My Analysis: So you are responsible for directing a box office flop turned cult-favorite DVD hit.  Fans are clamoring for a sequel, and you promise to give it to them.  Then several years later, multiple scripts, constant cast dropouts, recasting and a studio or two later you finally do it. Then it manages to defy physics by both sucking and blowing at the same time.  Now, perhaps it is somewhat unfair to be so harsh, ultimately fans would of likely been disappointed with whatever Duffy managed to put together after so much anticipation, but the plot, dialogue and all around quality of the film suffers greatly the long production period and where the first one was a subtle type of campy, The Boondock Saints II: All Saints Day (which is an incredibly dumb title by the way) is often just campy for the sake of being campy.   The result is a movie with all the right pieces that just never seems to put itself together properly; like a Lego set without the instructions… or the lights on.


Due to Netflix constantly updating and changing the content on their service we cannot guarantee that the content listed in this article will be available for any particular length of time, nor can we guarantee it is available in all regions.  We do make a genuine effort though to never include any item that Netflix has marked with a limited availability.


About Tristan Rendo
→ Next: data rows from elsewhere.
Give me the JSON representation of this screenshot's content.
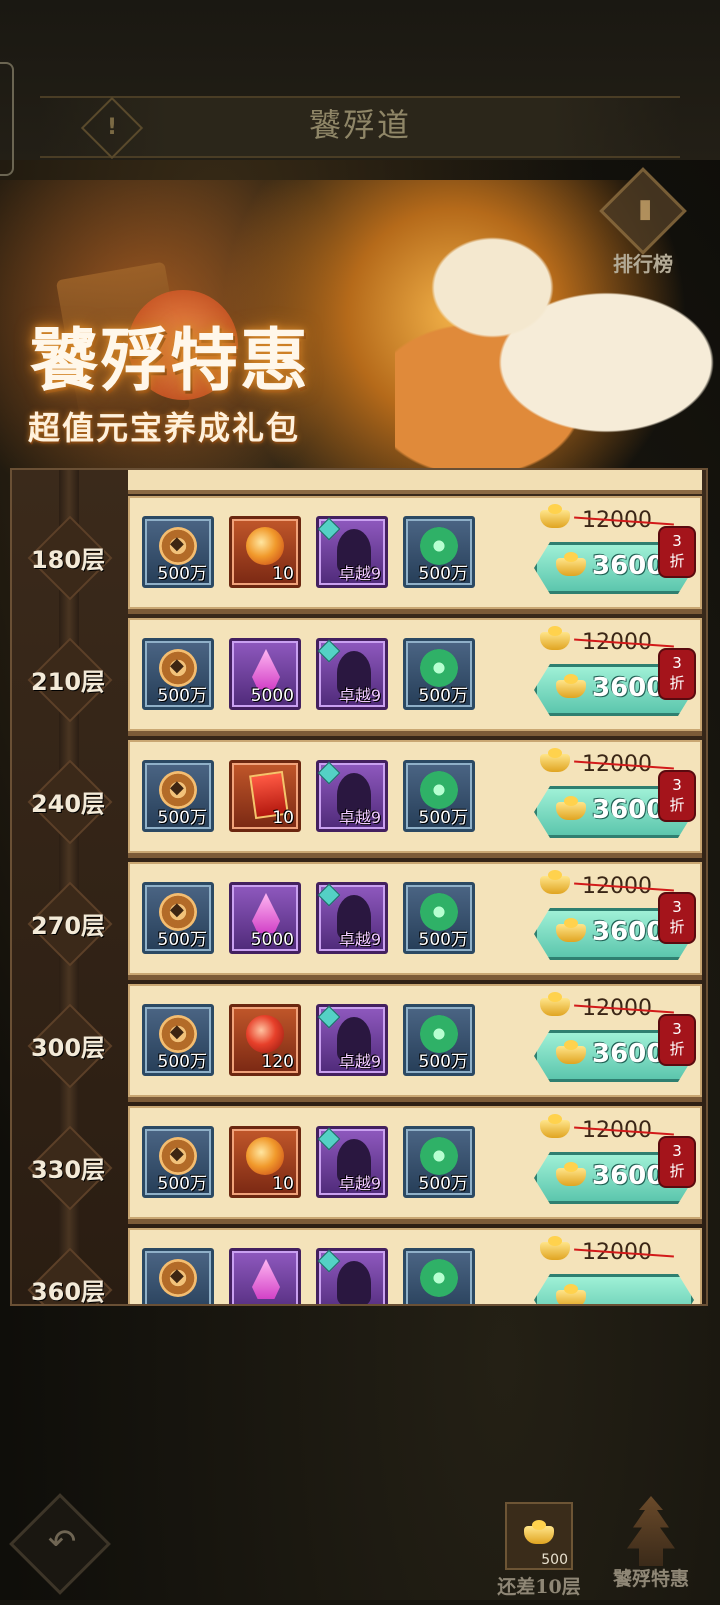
{
  "header": {
    "title": "饕殍道",
    "info_icon": "!"
  },
  "ranking": {
    "label": "排行榜",
    "icon": "bar-chart-icon"
  },
  "banner": {
    "title": "饕殍特惠",
    "subtitle": "超值元宝养成礼包"
  },
  "colors": {
    "discount_badge": "#a4141b",
    "buy_button": "#5cc6ad",
    "panel_row": "#f4e3ba"
  },
  "rows": [
    {
      "floor": "180层",
      "items": [
        {
          "icon": "copper-coin-icon",
          "qty": "500万",
          "frame": "blue"
        },
        {
          "icon": "fire-orb-icon",
          "qty": "10",
          "frame": "red"
        },
        {
          "icon": "hero-silhouette-icon",
          "qty": "卓越9",
          "frame": "purple"
        },
        {
          "icon": "jade-orb-icon",
          "qty": "500万",
          "frame": "blue"
        }
      ],
      "original_price": "12000",
      "price": "3600",
      "discount": "3折"
    },
    {
      "floor": "210层",
      "items": [
        {
          "icon": "copper-coin-icon",
          "qty": "500万",
          "frame": "blue"
        },
        {
          "icon": "purple-crystal-icon",
          "qty": "5000",
          "frame": "purple"
        },
        {
          "icon": "hero-silhouette-icon",
          "qty": "卓越9",
          "frame": "purple"
        },
        {
          "icon": "jade-orb-icon",
          "qty": "500万",
          "frame": "blue"
        }
      ],
      "original_price": "12000",
      "price": "3600",
      "discount": "3折"
    },
    {
      "floor": "240层",
      "items": [
        {
          "icon": "copper-coin-icon",
          "qty": "500万",
          "frame": "blue"
        },
        {
          "icon": "red-card-icon",
          "qty": "10",
          "frame": "red"
        },
        {
          "icon": "hero-silhouette-icon",
          "qty": "卓越9",
          "frame": "purple"
        },
        {
          "icon": "jade-orb-icon",
          "qty": "500万",
          "frame": "blue"
        }
      ],
      "original_price": "12000",
      "price": "3600",
      "discount": "3折"
    },
    {
      "floor": "270层",
      "items": [
        {
          "icon": "copper-coin-icon",
          "qty": "500万",
          "frame": "blue"
        },
        {
          "icon": "purple-crystal-icon",
          "qty": "5000",
          "frame": "purple"
        },
        {
          "icon": "hero-silhouette-icon",
          "qty": "卓越9",
          "frame": "purple"
        },
        {
          "icon": "jade-orb-icon",
          "qty": "500万",
          "frame": "blue"
        }
      ],
      "original_price": "12000",
      "price": "3600",
      "discount": "3折"
    },
    {
      "floor": "300层",
      "items": [
        {
          "icon": "copper-coin-icon",
          "qty": "500万",
          "frame": "blue"
        },
        {
          "icon": "red-orb-icon",
          "qty": "120",
          "frame": "red"
        },
        {
          "icon": "hero-silhouette-icon",
          "qty": "卓越9",
          "frame": "purple"
        },
        {
          "icon": "jade-orb-icon",
          "qty": "500万",
          "frame": "blue"
        }
      ],
      "original_price": "12000",
      "price": "3600",
      "discount": "3折"
    },
    {
      "floor": "330层",
      "items": [
        {
          "icon": "copper-coin-icon",
          "qty": "500万",
          "frame": "blue"
        },
        {
          "icon": "fire-orb-icon",
          "qty": "10",
          "frame": "red"
        },
        {
          "icon": "hero-silhouette-icon",
          "qty": "卓越9",
          "frame": "purple"
        },
        {
          "icon": "jade-orb-icon",
          "qty": "500万",
          "frame": "blue"
        }
      ],
      "original_price": "12000",
      "price": "3600",
      "discount": "3折"
    },
    {
      "floor": "360层",
      "items": [
        {
          "icon": "copper-coin-icon",
          "qty": "",
          "frame": "blue"
        },
        {
          "icon": "purple-crystal-icon",
          "qty": "",
          "frame": "purple"
        },
        {
          "icon": "hero-silhouette-icon",
          "qty": "",
          "frame": "purple"
        },
        {
          "icon": "jade-orb-icon",
          "qty": "",
          "frame": "blue"
        }
      ],
      "original_price": "12000",
      "price": "",
      "discount": ""
    }
  ],
  "bottom": {
    "back_icon": "back-arrow-icon",
    "floors_left_count": "500",
    "floors_left_label": "还差10层",
    "special_label": "饕殍特惠"
  }
}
I've made movies, written and performed music, and in January of 2011 got bored and started the awesome gaming site you see before you. My gaming roots began with the original NES, and endless hours spent spilling quarters into machines at the local arcade. I have a personal collection of over 200 Nintendo 64 games, and for many years it was the only system I owned. I re-entered the modern generation of gaming consoles when I decided to purchase a 360. I typically prefer the single player experience of games, so I’m usually playing through some single-player campaign, but can occasionally be found doing some damage in Halo Reach.